#5

General advice, you should be prepared to lose anything you invest. If you can’t handle that then I wouldn’t invest on your own.

Read “The Intelligent Investor” by Benjamin Graham.


#6

This was my dads advice…in my mind it helps to make it less stressful when you look at it this way. In a way it lowers my expectations when i know i could lose everything I’ve invested and still live.

It’s sophisticated gambling, step up to the roulette table and pick number.


#7

I wouldn’t go quite that far for professionals, but for an amateur investor, I completely agree.


#8

@jboy99 I know what you mean and I’ve used the app myself.

@usmccds423 I’ll check that book out and bare in mind that I should be prepared to lose it all. Thank you.


#9

Low cost index fund. Search boggleheads


#10

Is this for retirement? Or are you looking to go high risk (but maybe lose it all?)?

Much different strategy for those scenarios.


#11

Go read that one twice. Read “Rich Dad Poor Dad” and “Cashflow Quadrant” to find out WHY you want to be an investor. I like “Random Walk Down Walstreet” for a good summary of dollar cost averaging. “Millionaire Next Door” is a good mindset refresher. “Total Money Makeover” for budgeting and fiscal responsibility so you can invest more.

Learn the difference between investing and speculating. Decide what that means to your strategy.

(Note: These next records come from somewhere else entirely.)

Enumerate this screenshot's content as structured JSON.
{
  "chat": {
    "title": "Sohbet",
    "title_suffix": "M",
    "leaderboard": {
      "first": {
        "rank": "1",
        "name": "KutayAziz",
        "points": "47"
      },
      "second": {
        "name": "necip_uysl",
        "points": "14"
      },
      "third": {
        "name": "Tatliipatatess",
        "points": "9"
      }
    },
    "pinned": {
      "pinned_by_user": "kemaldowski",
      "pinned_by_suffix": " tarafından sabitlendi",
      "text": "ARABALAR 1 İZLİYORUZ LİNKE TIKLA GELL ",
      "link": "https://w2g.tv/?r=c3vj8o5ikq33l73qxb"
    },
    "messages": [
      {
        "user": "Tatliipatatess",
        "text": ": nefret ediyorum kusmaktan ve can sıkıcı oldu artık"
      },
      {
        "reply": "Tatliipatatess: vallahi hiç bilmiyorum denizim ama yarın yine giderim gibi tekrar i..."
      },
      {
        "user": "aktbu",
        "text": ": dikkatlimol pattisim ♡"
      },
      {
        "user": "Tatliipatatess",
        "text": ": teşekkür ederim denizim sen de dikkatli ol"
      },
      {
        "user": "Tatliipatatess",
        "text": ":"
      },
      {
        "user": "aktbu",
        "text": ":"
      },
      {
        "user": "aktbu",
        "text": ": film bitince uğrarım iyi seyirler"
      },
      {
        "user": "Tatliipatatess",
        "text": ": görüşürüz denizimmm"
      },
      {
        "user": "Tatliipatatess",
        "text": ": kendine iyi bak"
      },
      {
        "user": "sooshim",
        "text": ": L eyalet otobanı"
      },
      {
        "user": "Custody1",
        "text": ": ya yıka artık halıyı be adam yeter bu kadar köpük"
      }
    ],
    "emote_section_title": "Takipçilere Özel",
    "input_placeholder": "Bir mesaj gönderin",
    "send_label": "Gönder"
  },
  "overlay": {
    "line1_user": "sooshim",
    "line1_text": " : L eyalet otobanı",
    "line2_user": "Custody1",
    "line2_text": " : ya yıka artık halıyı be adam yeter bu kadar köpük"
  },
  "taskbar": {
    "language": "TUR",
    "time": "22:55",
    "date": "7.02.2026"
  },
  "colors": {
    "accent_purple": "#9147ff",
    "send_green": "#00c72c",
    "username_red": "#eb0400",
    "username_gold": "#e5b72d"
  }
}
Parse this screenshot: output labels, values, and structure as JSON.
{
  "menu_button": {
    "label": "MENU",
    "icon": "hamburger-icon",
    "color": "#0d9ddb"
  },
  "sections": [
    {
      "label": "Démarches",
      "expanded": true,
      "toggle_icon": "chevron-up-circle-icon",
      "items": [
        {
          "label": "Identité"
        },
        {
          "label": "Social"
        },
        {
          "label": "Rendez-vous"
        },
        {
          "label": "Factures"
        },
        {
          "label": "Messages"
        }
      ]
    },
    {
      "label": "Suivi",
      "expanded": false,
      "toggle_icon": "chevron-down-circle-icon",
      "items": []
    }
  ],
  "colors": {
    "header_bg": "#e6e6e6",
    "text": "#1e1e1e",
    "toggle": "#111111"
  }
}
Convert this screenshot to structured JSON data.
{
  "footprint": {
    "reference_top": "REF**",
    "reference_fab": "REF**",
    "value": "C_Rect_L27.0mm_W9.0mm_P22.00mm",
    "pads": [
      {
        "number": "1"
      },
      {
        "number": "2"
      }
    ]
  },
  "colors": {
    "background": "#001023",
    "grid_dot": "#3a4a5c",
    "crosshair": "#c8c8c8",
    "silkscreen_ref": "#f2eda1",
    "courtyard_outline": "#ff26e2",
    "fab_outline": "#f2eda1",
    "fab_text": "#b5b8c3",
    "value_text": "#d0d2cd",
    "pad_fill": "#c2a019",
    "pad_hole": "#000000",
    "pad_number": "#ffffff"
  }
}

If you want MBA-level financial advice for free read all of Berkshire Hathaway’s shareholder letters. They are really good.

Never forget the underlying business an asset represents.


#12

@Lonnie123 I’m only 19 so I wouldn’t say retirement but maybe 10/20 years down the line.

@Basement_Gainz thanks for so many things to look at I’ll start checking them out!


#13

Okay, so here is some very, very generic advice:

  • Investing, in general, should be done with money you can’t use in better ways. Meaning, if you can get a $10k/year raise by taking a few certification courses, do that instead. The younger you are the more opportunities there are to put small amounts of money to work (going to school, learning a trade, starting a small business, etc…)

  • For long time horizons (20 years like you mentioned) just throw it in a target date account. Essentially its a single fund you buy that is made up of thousands of stocks/bonds, so its already diversified. This essentially puts your money is “The Market” and it will generally track the S&P 500 in terms of its movement up /down. Just google “vanguard target date” and pick the date you want the money to be “available” - generally speaking this will yeild about 7% per year growth, or a doubling of the money every 10 years. The target date fund starts more aggressive and gets more conservative as you approach the date.

  • For shorter time Horizons where you NEED the money in under 5 years (saving up for a house/car/vacation/school) just throw it in a savings account or CD. Rates are pretty shitty right now but they are on the way up. This is the only way to ensure the money will be available

  • If you are so inclined to roll the dice, you might try your hand at investing in individual companies. Much MUCH more risky, But the potential returns are much greater. For example, if you invested in the target date fund you might gain 7-10% in a year, but if you invested in AMD last year you would be up like 500-700% … But they could have folded and you would have lost everything too. If you want to try this you might consider sticking to 5-10% of your money to this type of investment.

Or do some paper trades where you just write down the trade and see what you would have made/lost on it. This is VEEERRRY different than actually having your money on the line though as its very easy to “let it ride” on the way up when in fact you might have sold when you doubled your money and watched it climb and climb and climb when you cashed out.

Again - VERY generic advice and there is a ton more that goes into it… But for brain-dead, set it and forget it investing, just use a target date fund (this is where 90% of my funds are)


#14

Thank you that’s a really useful reply, I haven’t heard of target date funds.


#15

good advice.